## Exercise description
Each record below should be written out again exactly.

App and web page records:
********

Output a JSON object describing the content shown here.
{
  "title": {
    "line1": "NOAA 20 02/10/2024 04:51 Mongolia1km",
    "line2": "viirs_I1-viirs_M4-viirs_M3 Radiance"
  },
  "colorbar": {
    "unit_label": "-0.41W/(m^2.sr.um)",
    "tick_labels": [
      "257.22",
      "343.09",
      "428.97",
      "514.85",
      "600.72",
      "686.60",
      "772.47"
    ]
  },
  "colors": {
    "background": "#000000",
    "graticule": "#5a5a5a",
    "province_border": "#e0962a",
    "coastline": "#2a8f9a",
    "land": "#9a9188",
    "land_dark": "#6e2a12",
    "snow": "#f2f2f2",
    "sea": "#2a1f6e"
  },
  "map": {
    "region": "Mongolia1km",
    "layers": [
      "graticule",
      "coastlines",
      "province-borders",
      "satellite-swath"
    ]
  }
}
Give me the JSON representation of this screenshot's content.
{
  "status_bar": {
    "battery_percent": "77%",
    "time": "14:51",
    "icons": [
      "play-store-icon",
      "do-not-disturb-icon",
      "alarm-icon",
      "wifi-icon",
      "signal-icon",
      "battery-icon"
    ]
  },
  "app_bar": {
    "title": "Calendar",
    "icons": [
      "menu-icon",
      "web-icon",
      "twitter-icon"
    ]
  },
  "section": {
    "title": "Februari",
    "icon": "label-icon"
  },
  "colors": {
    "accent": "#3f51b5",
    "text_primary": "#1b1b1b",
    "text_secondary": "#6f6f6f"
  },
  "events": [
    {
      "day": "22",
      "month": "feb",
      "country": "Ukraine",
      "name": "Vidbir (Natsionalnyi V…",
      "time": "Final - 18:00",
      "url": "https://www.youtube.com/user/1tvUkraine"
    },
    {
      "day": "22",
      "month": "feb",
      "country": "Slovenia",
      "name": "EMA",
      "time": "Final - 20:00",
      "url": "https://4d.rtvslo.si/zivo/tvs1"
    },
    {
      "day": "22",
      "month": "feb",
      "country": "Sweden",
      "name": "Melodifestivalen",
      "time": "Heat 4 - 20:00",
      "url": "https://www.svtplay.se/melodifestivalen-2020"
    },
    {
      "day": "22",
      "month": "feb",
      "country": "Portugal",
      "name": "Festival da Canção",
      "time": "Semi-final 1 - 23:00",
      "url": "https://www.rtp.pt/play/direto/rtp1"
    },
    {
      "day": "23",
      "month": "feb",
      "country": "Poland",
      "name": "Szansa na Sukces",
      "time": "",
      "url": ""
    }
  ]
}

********

## Finished task
Output a JSON object describing the content shown here.
{
  "title": {
    "line1": "NOAA 20 02/10/2024 04:51 Mongolia1km",
    "line2": "viirs_I1-viirs_M4-viirs_M3 Radiance"
  },
  "colorbar": {
    "unit_label": "-0.41W/(m^2.sr.um)",
    "tick_labels": [
      "257.22",
      "343.09",
      "428.97",
      "514.85",
      "600.72",
      "686.60",
      "772.47"
    ]
  },
  "colors": {
    "background": "#000000",
    "graticule": "#5a5a5a",
    "province_border": "#e0962a",
    "coastline": "#2a8f9a",
    "land": "#9a9188",
    "land_dark": "#6e2a12",
    "snow": "#f2f2f2",
    "sea": "#2a1f6e"
  },
  "map": {
    "region": "Mongolia1km",
    "layers": [
      "graticule",
      "coastlines",
      "province-borders",
      "satellite-swath"
    ]
  }
}
Give me the JSON representation of this screenshot's content.
{
  "status_bar": {
    "battery_percent": "77%",
    "time": "14:51",
    "icons": [
      "play-store-icon",
      "do-not-disturb-icon",
      "alarm-icon",
      "wifi-icon",
      "signal-icon",
      "battery-icon"
    ]
  },
  "app_bar": {
    "title": "Calendar",
    "icons": [
      "menu-icon",
      "web-icon",
      "twitter-icon"
    ]
  },
  "section": {
    "title": "Februari",
    "icon": "label-icon"
  },
  "colors": {
    "accent": "#3f51b5",
    "text_primary": "#1b1b1b",
    "text_secondary": "#6f6f6f"
  },
  "events": [
    {
      "day": "22",
      "month": "feb",
      "country": "Ukraine",
      "name": "Vidbir (Natsionalnyi V…",
      "time": "Final - 18:00",
      "url": "https://www.youtube.com/user/1tvUkraine"
    },
    {
      "day": "22",
      "month": "feb",
      "country": "Slovenia",
      "name": "EMA",
      "time": "Final - 20:00",
      "url": "https://4d.rtvslo.si/zivo/tvs1"
    },
    {
      "day": "22",
      "month": "feb",
      "country": "Sweden",
      "name": "Melodifestivalen",
      "time": "Heat 4 - 20:00",
      "url": "https://www.svtplay.se/melodifestivalen-2020"
    },
    {
      "day": "22",
      "month": "feb",
      "country": "Portugal",
      "name": "Festival da Canção",
      "time": "Semi-final 1 - 23:00",
      "url": "https://www.rtp.pt/play/direto/rtp1"
    },
    {
      "day": "23",
      "month": "feb",
      "country": "Poland",
      "name": "Szansa na Sukces",
      "time": "",
      "url": ""
    }
  ]
}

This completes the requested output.